With a myriad of guitar pedals available on the market, it’s understandable if guitarists sometimes find themselves perplexed over the small details that differentiate them. One such feature that is often brought up is “true bypass”. So, what exactly is this and why should it matter to you? Let’s delve deep and dissect this critical component in guitar effect pedals.
What is True Bypass?
In the simplest terms, the “true bypass” feature in a guitar pedal implies that when the pedal is switched off, the signal goes straight from the input to the output without interacting with the pedal’s circuitry. Essentially, the signal passes through as if the pedal were not in the chain at all. This is accomplished by using a particular type of switch known as a “3PDT” (Triple Pole, Double Throw).
Conversely, non-true bypass pedals, also referred to as buffered bypass pedals, allow the guitar signal to pass through a buffer circuit when disengaged, which can subtly color or alter the sound. True bypass was developed as an answer to musicians’ concerns about maintaining the purest possible signal when the pedal is not in use.
The Importance of True Bypass
The central concept behind true bypass is the preservation of tonal integrity. It was introduced as a solution to the often unintentional coloring of sound by non-true bypass pedals. The guitar community at large tends to cherish this feature for its promise of a clean, unaltered signal. However, whether true bypass is “better” or “worse” largely depends on the specific needs of the player.
A true bypass pedal, when deactivated, will not contribute any noise or coloration to the overall signal. For those who highly value the pristine quality of their instrument’s signal, true bypass might be the way to go. This is particularly applicable if you’re using a few select pedals that already offer the exact tone you’re after.
Conversely, buffered pedals can be beneficial if your pedal chain or cable run is long. The signal from your guitar degrades as it travels down the length of your cable, especially on higher frequencies, which can lead to a duller sound. A good buffer can restore the high-end sparkle and provide a consistent input impedance to your other pedals, ensuring they behave as expected.
Key Factors to Consider when Selecting a Guitar Pedal
While true bypass is indeed a critical factor to consider, it’s not the be-all and end-all of your decision-making process. There are other critical factors worth evaluating when picking a guitar effect pedal.
- Your Sound: It may seem obvious, but the most crucial factor is how the pedal colors your sound, whether it’s engaged or disengaged. Trust your ears – they’re your best guide. A/B test pedals whenever possible, preferably in the context of your usual gear and settings.
- The Chain: Your pedal chain’s length and the order of pedals can have a substantial impact on your overall sound. A combination of true bypass and buffered pedals might serve you well.
- Quality of the Buffer: Not all buffers are created equal. Some subtly enhance the sound, while others may degrade it. Research and testing can help determine what works best for your rig.
- Pedal Interactions: Different pedals can interact in unique ways.

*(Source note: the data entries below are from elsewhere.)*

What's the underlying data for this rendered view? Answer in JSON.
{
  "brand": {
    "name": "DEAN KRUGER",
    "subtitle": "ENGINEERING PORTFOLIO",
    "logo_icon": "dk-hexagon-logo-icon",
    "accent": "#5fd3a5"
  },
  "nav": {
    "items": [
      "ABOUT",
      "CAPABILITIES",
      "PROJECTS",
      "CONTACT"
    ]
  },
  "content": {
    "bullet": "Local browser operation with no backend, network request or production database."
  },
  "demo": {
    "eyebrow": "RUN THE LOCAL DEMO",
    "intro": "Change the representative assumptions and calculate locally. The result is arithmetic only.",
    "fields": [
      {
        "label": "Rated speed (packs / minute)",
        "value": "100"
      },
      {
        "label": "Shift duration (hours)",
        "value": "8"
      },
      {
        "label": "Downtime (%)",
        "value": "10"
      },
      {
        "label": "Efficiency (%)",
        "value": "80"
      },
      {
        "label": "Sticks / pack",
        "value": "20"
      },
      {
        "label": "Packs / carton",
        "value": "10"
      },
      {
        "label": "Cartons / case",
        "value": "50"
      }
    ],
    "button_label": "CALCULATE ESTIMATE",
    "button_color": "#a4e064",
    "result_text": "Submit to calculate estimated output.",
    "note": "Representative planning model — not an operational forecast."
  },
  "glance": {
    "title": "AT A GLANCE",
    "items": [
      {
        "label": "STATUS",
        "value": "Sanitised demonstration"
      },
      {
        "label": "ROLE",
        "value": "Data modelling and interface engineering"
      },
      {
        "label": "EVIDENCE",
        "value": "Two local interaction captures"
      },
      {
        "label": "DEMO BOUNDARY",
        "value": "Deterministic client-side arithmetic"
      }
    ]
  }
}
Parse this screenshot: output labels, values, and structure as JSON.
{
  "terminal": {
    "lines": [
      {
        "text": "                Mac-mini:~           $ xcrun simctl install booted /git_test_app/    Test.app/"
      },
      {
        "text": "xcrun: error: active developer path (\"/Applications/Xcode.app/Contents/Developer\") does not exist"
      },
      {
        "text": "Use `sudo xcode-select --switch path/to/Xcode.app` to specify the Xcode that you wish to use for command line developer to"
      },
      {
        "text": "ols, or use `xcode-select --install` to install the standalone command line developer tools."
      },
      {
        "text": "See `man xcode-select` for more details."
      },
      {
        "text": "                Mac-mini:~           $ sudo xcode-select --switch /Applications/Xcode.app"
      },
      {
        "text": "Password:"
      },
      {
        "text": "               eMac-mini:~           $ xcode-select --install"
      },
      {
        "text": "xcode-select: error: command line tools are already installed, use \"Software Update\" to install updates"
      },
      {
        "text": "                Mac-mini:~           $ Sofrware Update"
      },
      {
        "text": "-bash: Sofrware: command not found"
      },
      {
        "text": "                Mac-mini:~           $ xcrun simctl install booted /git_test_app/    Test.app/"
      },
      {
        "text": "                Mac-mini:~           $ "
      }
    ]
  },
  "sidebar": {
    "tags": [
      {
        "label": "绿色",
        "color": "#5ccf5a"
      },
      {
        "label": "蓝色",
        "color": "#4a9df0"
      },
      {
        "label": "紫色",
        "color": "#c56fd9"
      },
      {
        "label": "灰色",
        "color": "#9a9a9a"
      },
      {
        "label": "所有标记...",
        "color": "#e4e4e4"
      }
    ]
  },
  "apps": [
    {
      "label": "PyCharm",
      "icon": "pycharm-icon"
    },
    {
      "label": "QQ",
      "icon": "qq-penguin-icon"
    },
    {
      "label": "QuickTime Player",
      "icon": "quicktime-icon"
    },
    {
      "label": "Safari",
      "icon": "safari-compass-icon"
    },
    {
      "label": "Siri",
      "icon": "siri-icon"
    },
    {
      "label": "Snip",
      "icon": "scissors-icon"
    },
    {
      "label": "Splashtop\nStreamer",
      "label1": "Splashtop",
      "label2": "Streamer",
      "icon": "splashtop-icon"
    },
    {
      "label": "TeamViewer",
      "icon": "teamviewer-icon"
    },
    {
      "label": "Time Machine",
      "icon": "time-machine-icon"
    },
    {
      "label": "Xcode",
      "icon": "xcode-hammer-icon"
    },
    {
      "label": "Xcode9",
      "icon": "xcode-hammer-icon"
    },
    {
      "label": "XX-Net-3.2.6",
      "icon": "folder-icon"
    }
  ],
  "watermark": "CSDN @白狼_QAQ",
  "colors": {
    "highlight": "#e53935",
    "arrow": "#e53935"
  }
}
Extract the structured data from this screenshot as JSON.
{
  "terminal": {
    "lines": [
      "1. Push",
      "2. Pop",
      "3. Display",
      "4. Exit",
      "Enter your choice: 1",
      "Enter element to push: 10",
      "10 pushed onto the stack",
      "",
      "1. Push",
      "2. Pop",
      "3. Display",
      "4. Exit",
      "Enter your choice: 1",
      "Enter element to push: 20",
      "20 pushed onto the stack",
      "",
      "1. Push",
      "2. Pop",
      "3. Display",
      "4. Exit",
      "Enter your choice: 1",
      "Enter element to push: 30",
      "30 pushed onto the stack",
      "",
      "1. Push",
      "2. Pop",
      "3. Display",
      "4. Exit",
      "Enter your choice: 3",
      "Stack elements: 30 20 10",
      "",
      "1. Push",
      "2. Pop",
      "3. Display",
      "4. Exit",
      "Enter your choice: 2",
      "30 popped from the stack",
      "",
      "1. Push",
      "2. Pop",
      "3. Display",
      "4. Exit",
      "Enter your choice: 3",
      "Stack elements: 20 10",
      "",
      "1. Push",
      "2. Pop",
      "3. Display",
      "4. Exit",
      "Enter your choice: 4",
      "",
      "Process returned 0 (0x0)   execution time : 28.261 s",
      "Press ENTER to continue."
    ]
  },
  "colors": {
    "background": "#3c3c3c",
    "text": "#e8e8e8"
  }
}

Some pedals may prefer a buffered signal, while others may sound better with the direct output from a guitar. If you’re experiencing a tone issue, try changing the order of your pedals.
- Durability and Construction: Pedals go through a lot, especially during gigs. Solid construction is a must. Additionally, consider how easy it is to replace the switch if it fails, as this is a common issue with pedals.
- Power Requirements: Some pedals require isolated power or draw a lot of current. Ensure your power supply can handle your pedals’ needs to prevent noise issues.
In conclusion, whether or not true bypass is “important” is subjective and depends entirely on your requirements. Many times, a balance between true bypass and buffered pedals will offer the best performance. However, the ultimate decision rests in your hands, or perhaps more aptly, in your ears. It’s essential to understand the principles, experiment with your gear, and let your personal sound guide your choices. As with many things in music and art, there’s no definitive right or wrong – just what works for you.